[Interface dataset entries]
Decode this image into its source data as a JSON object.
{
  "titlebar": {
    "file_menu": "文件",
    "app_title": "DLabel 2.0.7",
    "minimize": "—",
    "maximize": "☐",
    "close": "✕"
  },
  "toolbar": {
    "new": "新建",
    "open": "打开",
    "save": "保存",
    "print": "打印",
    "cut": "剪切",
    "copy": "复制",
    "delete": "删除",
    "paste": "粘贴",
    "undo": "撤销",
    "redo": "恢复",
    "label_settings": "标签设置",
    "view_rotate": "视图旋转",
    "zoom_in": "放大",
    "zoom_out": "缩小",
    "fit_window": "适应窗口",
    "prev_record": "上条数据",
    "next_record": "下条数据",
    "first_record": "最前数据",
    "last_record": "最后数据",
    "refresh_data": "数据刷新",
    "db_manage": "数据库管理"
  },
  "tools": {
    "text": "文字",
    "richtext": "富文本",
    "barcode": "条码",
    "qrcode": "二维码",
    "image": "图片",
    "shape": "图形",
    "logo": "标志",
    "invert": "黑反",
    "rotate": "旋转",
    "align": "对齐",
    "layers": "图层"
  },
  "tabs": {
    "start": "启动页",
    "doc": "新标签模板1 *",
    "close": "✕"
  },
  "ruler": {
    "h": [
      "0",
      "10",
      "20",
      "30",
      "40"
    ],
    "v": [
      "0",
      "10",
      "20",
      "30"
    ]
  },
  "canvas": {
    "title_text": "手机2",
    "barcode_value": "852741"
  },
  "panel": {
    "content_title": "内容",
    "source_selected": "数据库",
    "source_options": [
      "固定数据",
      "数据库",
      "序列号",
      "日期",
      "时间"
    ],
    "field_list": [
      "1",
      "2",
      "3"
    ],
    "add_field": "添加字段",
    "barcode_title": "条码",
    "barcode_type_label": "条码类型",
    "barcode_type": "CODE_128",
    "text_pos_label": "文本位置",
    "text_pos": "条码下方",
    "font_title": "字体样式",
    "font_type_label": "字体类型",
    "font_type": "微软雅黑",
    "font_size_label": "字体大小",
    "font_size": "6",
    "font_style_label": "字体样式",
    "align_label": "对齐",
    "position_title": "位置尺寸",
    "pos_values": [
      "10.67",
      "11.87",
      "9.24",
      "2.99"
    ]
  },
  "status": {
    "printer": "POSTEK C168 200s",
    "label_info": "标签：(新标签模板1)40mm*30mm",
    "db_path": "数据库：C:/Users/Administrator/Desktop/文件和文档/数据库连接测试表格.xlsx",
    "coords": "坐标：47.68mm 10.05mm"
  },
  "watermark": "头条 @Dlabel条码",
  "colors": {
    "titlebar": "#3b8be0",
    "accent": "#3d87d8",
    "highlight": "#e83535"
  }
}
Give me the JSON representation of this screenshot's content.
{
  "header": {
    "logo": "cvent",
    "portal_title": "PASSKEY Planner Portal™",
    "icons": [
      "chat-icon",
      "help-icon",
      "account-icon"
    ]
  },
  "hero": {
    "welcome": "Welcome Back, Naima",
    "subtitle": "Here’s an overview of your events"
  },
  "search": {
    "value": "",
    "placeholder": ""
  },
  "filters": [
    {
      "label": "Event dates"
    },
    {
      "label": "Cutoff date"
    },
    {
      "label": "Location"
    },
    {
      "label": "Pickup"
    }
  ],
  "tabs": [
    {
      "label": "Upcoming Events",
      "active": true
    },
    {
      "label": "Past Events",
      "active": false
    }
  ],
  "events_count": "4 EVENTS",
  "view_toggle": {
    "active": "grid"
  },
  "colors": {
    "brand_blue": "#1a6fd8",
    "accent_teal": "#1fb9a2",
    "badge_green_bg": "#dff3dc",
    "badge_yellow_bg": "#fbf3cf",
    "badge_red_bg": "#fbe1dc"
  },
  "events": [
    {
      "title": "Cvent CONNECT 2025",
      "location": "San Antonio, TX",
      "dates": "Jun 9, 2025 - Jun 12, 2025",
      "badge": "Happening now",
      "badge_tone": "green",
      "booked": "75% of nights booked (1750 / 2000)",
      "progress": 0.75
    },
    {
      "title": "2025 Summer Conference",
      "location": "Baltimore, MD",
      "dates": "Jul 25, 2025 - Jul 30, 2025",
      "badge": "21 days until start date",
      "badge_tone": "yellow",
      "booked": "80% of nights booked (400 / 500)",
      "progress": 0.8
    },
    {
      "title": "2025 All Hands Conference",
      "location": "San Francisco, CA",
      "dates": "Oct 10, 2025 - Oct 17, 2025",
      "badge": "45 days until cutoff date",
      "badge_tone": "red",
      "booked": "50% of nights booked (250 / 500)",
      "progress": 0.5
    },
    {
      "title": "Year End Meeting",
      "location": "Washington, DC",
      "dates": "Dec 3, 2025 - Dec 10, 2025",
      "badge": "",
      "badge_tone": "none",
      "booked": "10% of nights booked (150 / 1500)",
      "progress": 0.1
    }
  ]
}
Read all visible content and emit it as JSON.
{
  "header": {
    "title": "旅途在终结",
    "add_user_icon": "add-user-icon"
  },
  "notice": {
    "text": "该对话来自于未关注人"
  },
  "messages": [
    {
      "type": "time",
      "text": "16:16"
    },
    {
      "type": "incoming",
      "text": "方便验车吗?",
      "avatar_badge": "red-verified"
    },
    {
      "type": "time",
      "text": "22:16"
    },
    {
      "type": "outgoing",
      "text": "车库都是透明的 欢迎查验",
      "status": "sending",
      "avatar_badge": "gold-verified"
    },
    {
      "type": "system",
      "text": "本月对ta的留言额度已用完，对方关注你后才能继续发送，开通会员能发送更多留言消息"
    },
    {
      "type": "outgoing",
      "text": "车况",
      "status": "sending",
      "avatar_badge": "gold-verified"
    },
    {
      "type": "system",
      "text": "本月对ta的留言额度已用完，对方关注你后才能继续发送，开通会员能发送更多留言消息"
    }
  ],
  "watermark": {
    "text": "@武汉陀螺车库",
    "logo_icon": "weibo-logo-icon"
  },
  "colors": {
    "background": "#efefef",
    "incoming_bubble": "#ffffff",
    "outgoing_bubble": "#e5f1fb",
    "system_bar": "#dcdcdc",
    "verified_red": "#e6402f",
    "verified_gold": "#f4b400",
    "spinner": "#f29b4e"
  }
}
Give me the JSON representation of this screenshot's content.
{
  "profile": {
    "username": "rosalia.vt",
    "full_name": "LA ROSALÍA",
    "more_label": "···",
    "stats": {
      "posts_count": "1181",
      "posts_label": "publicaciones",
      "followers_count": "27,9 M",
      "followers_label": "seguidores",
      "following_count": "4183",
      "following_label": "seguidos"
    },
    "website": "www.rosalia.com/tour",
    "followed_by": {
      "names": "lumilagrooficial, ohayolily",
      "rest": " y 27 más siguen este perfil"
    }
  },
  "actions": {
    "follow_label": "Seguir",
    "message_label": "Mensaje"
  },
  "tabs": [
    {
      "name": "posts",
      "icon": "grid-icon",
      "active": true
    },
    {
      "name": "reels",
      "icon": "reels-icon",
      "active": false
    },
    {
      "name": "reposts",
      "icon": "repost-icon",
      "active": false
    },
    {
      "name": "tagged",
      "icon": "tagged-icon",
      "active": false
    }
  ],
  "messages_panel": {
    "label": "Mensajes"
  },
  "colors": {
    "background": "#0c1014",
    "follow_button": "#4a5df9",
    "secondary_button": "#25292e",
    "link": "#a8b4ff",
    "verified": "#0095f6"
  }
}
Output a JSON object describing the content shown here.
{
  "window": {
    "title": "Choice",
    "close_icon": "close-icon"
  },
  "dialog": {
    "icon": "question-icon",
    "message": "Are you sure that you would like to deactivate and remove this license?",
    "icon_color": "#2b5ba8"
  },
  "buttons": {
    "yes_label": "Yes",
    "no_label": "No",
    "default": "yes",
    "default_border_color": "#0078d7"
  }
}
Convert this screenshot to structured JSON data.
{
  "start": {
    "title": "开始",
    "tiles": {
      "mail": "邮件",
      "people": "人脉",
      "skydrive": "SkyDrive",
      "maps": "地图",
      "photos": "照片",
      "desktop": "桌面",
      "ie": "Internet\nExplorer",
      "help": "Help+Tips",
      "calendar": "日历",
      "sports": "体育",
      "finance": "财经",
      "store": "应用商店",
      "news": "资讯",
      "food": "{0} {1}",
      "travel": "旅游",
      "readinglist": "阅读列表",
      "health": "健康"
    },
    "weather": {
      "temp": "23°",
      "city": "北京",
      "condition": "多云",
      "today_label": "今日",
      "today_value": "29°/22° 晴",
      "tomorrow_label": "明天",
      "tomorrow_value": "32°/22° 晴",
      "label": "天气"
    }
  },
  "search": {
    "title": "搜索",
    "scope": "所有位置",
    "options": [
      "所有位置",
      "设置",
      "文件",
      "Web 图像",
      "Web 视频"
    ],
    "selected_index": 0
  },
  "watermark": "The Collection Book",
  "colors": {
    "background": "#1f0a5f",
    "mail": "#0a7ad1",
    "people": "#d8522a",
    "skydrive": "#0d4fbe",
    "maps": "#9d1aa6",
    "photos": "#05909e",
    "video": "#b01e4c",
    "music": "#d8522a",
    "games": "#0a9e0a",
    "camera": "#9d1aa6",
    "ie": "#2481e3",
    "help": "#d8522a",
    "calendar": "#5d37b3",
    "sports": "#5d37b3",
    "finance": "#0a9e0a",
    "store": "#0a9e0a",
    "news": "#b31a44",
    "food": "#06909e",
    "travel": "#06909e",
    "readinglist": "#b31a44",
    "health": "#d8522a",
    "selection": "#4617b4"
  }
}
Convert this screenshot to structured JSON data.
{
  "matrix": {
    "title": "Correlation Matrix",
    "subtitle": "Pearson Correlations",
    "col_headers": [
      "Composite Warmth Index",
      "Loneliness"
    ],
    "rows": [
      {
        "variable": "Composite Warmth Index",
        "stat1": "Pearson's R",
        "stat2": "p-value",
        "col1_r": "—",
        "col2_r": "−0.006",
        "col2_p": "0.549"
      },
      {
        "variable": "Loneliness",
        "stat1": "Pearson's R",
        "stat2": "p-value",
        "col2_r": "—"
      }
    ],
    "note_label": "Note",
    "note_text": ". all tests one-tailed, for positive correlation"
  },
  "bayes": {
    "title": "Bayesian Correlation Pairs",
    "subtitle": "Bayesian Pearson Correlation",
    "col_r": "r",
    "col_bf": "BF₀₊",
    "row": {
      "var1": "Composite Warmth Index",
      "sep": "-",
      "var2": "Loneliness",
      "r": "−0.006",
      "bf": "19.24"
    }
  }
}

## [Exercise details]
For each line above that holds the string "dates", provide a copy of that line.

## [Finished exercise]
      "label": "Event dates"
      "dates": "Jun 9, 2025 - Jun 12, 2025",
      "dates": "Jul 25, 2025 - Jul 30, 2025",
      "dates": "Oct 10, 2025 - Oct 17, 2025",
      "dates": "Dec 3, 2025 - Dec 10, 2025",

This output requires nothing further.